Zuckerberg initially rejected the idea that misinformation on Facebook had contributed to the 2016 presidential election outcome, but he later admitted that fake news is a problem on the social network and that ads linked to Russia’s attempts at disrupting U.S. politics, including the 2016 election, reached roughly 126 million U.S. Facebook users over the past few years. Recently, Zuckerberg has promised to address foreign meddling and “malicious activity” on Facebook, including by hiring more content moderators, but he has also admitted that he doesn’t know how long it will take to fully eliminate the issue.
Fortune contacted Facebook for comment and we will update this article with any response.

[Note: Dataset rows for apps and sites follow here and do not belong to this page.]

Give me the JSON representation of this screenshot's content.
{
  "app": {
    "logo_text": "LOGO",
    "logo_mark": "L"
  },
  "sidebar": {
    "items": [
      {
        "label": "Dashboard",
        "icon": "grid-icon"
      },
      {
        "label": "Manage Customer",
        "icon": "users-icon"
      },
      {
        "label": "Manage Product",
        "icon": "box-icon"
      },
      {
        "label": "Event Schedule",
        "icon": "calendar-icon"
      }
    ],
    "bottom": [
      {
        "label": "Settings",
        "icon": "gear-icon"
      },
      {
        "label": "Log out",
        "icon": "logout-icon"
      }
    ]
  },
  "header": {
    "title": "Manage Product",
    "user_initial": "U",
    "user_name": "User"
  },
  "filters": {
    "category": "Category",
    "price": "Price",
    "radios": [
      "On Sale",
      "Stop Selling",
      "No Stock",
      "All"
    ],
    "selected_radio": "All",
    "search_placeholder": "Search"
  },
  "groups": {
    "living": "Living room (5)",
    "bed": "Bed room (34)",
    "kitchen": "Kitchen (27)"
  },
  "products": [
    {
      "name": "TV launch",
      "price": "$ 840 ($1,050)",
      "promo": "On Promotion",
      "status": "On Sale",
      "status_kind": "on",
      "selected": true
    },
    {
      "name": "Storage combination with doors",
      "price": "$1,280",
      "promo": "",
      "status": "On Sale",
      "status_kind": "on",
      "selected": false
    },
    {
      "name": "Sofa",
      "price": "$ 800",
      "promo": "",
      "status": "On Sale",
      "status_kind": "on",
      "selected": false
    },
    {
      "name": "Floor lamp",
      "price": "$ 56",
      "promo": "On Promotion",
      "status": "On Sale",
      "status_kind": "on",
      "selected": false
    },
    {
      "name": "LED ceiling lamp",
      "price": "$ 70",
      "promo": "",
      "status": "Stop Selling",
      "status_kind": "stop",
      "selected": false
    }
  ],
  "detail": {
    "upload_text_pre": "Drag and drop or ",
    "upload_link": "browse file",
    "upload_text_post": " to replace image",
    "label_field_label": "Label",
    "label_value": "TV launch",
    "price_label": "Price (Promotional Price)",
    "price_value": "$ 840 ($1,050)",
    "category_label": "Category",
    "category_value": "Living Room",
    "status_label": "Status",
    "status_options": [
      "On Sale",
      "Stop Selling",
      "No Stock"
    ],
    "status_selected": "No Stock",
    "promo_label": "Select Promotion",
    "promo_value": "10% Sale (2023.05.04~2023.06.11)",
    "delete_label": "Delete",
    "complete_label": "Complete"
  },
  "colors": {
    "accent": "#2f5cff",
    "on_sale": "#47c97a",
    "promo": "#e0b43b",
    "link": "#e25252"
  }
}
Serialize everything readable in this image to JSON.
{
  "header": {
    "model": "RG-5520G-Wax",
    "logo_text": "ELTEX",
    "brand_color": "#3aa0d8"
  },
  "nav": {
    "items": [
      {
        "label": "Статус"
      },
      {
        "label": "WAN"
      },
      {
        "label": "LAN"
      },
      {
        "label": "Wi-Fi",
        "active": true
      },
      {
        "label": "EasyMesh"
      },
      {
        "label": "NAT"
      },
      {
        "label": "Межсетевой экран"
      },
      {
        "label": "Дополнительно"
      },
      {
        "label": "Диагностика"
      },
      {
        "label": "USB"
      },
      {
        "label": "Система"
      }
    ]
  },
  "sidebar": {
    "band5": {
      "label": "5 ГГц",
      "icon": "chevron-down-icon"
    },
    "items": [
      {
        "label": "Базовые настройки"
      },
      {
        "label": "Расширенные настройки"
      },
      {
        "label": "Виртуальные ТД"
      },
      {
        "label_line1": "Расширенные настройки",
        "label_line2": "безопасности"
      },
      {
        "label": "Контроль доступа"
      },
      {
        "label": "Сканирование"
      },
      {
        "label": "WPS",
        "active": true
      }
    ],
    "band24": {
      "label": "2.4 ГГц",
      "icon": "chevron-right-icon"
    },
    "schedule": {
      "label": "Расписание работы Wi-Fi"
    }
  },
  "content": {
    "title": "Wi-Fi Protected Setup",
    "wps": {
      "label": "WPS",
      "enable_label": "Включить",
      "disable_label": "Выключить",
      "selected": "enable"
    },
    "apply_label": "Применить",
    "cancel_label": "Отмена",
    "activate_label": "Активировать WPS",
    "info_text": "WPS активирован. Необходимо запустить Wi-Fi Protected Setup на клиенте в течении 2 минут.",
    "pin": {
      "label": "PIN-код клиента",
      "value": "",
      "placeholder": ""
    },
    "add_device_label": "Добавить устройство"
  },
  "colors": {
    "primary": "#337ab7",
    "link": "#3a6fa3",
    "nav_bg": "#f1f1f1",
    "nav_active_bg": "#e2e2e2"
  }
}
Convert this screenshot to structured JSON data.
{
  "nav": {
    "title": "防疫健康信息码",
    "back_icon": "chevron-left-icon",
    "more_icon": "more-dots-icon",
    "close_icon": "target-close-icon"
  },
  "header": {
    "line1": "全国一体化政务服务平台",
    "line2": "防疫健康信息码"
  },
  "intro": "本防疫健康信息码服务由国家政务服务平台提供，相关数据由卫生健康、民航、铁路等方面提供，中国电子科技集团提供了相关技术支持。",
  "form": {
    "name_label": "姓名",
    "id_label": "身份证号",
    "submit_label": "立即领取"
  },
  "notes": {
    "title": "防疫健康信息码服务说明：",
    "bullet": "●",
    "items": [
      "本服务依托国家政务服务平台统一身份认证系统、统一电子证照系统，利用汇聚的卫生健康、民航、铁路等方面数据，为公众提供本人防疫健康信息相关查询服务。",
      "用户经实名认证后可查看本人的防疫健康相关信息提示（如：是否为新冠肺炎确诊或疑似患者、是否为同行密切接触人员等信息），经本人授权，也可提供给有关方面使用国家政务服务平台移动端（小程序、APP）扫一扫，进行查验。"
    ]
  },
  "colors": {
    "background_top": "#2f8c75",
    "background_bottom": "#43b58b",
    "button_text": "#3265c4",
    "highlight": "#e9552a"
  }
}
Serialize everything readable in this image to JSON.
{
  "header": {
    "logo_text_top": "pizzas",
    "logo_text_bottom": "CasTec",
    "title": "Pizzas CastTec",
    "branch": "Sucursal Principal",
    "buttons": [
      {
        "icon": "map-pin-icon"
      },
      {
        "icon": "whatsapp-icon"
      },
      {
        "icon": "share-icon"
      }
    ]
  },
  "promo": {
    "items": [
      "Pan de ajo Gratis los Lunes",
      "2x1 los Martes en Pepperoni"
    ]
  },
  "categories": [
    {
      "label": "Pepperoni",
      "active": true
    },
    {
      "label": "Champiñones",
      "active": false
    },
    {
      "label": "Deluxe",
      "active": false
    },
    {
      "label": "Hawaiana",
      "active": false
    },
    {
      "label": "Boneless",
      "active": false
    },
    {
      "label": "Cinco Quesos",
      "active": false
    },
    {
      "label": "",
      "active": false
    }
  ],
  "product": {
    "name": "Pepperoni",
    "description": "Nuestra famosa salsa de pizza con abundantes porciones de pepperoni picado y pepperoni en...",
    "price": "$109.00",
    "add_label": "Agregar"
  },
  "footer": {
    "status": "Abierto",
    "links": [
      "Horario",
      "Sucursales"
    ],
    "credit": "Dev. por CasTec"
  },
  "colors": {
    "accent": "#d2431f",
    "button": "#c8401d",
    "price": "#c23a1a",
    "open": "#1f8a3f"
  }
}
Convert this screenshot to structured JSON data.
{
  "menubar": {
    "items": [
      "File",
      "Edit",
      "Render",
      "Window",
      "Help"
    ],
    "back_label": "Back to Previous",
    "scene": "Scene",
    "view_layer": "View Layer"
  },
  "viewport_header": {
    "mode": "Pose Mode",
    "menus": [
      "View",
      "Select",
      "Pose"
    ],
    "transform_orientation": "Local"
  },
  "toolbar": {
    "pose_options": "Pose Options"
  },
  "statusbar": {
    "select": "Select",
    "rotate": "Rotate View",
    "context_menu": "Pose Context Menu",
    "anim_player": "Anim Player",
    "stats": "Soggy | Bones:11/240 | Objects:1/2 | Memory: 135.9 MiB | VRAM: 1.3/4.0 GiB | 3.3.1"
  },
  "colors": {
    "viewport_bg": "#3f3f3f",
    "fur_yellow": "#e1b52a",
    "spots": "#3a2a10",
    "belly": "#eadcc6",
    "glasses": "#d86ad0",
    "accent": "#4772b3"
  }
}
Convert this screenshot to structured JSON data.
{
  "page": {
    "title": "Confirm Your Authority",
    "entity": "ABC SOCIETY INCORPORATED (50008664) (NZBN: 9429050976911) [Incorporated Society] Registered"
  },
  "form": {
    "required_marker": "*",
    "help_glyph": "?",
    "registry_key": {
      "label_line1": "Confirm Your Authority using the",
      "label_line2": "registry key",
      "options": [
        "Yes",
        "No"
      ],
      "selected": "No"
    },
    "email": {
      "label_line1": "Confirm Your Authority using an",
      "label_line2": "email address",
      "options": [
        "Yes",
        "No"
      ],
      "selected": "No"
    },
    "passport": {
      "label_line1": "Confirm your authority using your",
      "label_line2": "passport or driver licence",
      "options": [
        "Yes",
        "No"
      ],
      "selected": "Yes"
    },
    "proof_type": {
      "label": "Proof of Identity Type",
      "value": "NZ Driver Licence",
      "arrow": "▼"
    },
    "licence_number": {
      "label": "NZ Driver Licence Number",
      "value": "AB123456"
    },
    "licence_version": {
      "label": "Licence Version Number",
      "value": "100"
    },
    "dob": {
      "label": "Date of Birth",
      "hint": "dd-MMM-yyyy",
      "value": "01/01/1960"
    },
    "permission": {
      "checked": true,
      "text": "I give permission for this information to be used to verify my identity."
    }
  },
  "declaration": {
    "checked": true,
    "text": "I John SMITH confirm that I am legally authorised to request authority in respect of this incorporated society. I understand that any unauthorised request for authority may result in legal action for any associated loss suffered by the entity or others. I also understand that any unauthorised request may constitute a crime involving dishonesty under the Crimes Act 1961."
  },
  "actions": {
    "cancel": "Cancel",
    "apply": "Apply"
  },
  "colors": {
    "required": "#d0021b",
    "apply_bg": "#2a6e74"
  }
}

UPDATE: In a longer statement sent to Fortune by a spokesperson for Jim Carrey, the actor said: “For a long time America enjoyed a geographical advantage in the world with oceans on both sides to protect it. Now, social media has created cyber-bridges over which those who do not have our best interest in mind can cross and we are allowing it. No wall is going to protect us from that. We must encourage more oversight by the owners of these social media platforms. This easy access has to be more responsibly handled. What we need now are activist investors to send a message that responsible oversight is needed. What the world needs now is capitalism with a conscience.”